__What the exercise asks__
Restate all of the following data exactly, keeping any images out of the copy.

+++ Entries provided +++

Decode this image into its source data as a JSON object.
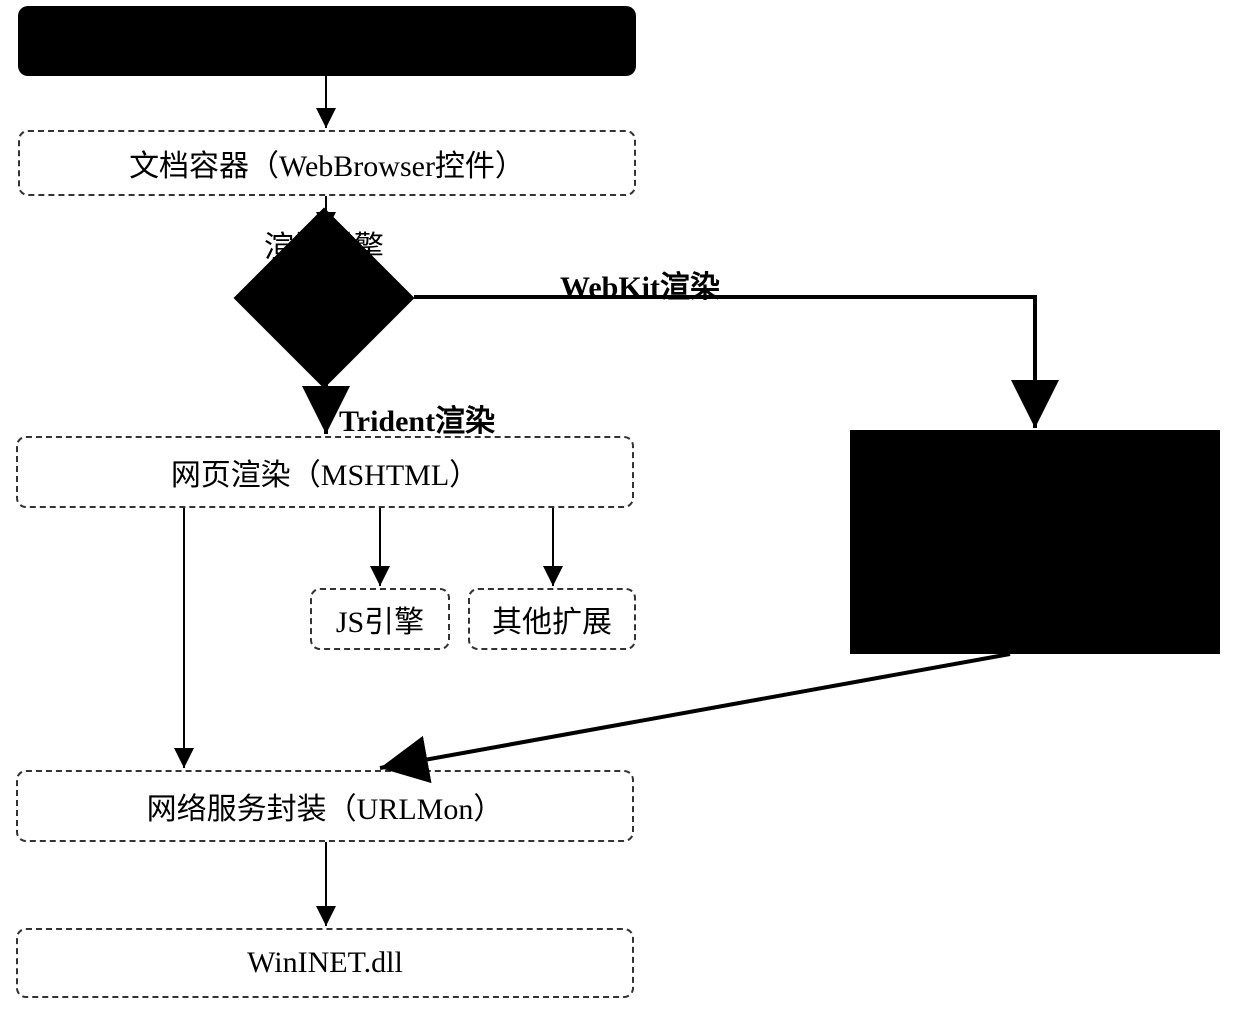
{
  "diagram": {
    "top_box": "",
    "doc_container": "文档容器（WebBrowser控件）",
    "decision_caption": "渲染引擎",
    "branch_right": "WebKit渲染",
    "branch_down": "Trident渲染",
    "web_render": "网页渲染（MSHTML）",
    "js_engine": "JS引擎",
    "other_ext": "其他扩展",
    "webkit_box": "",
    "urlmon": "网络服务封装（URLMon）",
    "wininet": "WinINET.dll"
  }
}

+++

__Answer section__
Decode this image into its source data as a JSON object.
{
  "diagram": {
    "top_box": "",
    "doc_container": "文档容器（WebBrowser控件）",
    "decision_caption": "渲染引擎",
    "branch_right": "WebKit渲染",
    "branch_down": "Trident渲染",
    "web_render": "网页渲染（MSHTML）",
    "js_engine": "JS引擎",
    "other_ext": "其他扩展",
    "webkit_box": "",
    "urlmon": "网络服务封装（URLMon）",
    "wininet": "WinINET.dll"
  }
}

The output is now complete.